> [Data records]:
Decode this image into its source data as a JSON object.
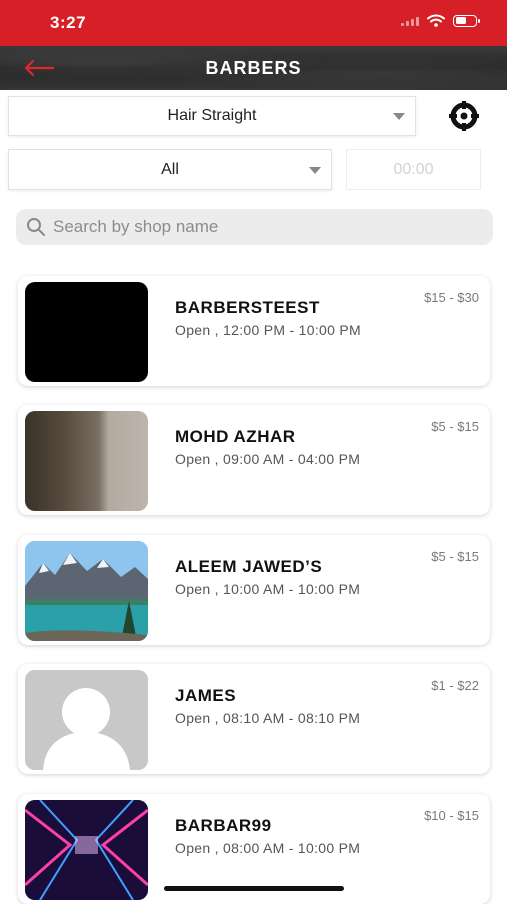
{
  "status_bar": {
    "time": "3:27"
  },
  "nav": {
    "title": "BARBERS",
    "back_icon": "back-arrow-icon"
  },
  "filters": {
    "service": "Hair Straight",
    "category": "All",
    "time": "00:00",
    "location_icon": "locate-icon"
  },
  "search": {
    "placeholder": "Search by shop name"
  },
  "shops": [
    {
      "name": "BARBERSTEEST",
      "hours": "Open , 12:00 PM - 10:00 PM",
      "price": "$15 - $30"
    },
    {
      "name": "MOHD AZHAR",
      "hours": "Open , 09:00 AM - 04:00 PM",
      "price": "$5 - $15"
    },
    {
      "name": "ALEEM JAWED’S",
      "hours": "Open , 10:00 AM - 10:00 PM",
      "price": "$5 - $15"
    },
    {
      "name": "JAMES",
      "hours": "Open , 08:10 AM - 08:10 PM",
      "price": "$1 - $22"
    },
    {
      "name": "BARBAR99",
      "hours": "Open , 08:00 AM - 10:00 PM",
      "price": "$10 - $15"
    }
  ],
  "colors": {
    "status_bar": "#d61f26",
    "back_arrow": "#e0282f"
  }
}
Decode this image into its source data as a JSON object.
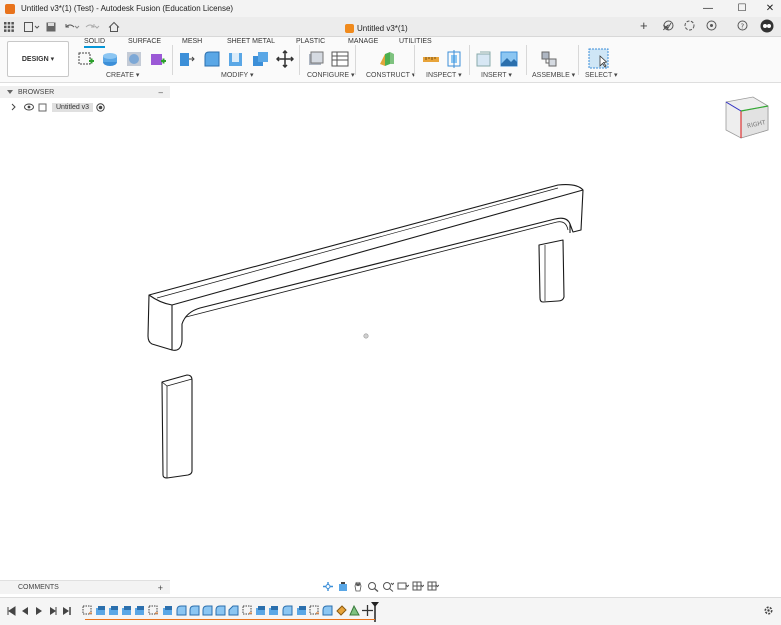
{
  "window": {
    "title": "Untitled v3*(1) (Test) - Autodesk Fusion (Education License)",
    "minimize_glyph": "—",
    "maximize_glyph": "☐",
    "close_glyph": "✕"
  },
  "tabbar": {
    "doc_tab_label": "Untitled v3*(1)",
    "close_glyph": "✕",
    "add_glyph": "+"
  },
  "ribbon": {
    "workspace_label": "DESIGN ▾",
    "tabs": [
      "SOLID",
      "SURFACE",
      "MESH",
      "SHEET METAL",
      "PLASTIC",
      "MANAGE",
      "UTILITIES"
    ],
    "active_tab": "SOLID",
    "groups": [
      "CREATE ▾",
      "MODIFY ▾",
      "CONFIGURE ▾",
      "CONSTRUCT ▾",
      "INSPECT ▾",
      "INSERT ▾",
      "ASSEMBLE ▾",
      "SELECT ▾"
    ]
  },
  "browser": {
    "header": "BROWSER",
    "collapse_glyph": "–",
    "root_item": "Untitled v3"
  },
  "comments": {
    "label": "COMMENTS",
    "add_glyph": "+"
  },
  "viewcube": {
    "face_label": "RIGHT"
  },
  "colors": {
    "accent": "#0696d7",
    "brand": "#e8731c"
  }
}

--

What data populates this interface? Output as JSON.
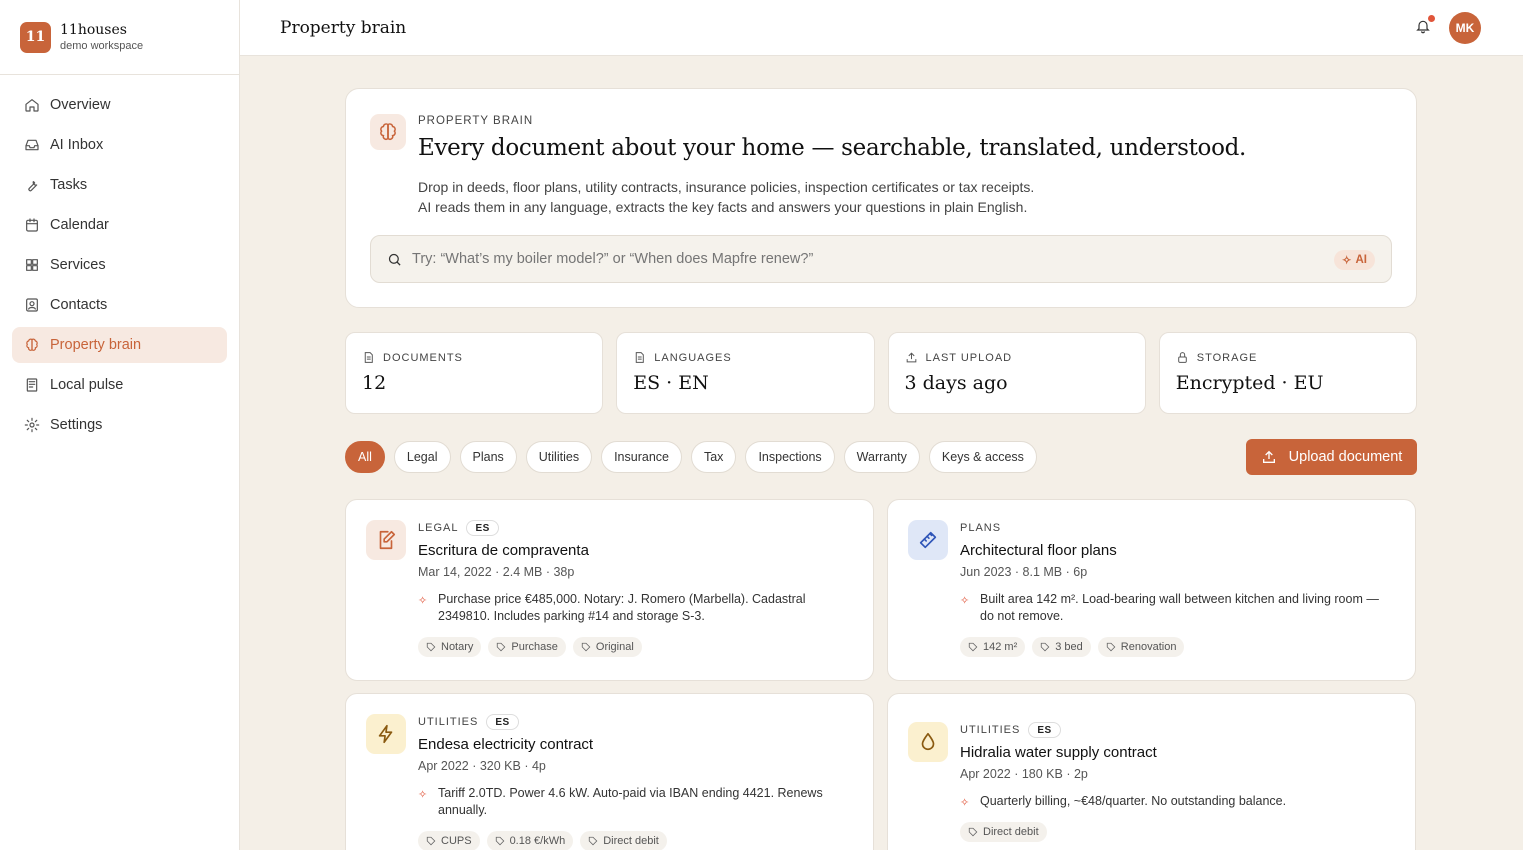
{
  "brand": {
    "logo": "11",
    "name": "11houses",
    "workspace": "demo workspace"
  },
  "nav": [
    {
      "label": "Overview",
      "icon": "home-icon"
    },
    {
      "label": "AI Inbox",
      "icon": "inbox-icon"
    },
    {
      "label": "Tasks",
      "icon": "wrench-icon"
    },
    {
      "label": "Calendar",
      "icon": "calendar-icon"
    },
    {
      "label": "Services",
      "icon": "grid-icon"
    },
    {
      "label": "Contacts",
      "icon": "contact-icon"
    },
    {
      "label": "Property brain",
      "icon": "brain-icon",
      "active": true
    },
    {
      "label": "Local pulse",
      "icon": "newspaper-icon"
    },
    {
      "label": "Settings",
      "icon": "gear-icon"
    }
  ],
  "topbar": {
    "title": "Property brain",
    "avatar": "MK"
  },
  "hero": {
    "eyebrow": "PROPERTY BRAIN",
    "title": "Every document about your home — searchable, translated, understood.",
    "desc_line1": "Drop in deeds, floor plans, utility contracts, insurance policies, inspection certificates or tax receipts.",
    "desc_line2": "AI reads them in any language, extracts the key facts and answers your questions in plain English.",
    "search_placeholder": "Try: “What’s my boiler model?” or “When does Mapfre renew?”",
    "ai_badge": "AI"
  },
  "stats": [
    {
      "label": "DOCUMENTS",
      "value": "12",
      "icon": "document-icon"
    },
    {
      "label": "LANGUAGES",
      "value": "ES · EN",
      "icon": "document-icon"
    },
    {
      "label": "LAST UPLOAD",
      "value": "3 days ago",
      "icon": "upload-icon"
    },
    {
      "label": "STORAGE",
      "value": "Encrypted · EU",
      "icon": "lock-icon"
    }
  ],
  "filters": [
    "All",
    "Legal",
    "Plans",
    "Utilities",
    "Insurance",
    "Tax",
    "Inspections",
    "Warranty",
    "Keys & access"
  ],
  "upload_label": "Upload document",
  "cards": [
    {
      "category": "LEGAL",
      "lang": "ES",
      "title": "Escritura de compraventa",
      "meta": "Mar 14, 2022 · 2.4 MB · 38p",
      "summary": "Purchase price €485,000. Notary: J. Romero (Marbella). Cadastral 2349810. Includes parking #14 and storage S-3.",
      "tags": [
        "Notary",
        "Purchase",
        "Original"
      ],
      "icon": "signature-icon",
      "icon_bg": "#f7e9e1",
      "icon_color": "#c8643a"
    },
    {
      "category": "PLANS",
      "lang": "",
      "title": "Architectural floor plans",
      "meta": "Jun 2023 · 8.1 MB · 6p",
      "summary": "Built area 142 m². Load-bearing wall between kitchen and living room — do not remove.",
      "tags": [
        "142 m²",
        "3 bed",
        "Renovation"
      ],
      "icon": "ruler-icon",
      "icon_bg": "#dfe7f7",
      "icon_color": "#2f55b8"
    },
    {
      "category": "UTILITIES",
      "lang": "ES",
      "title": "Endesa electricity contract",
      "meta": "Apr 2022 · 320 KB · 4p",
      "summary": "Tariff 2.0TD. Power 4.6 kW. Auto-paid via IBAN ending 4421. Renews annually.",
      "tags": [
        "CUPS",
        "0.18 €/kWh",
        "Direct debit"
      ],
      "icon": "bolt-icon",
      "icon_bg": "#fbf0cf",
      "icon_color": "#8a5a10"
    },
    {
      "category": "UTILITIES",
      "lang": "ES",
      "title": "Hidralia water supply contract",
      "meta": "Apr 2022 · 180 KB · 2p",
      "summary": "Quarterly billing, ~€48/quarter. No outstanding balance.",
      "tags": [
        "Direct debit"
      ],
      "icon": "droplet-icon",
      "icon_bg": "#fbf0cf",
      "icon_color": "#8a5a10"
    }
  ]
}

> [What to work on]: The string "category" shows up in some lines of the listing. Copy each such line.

> [Output of the task]:
    "category": "All",
      "category": "LEGAL",
      "category": "PLANS",
      "category": "UTILITIES",
      "category": "UTILITIES",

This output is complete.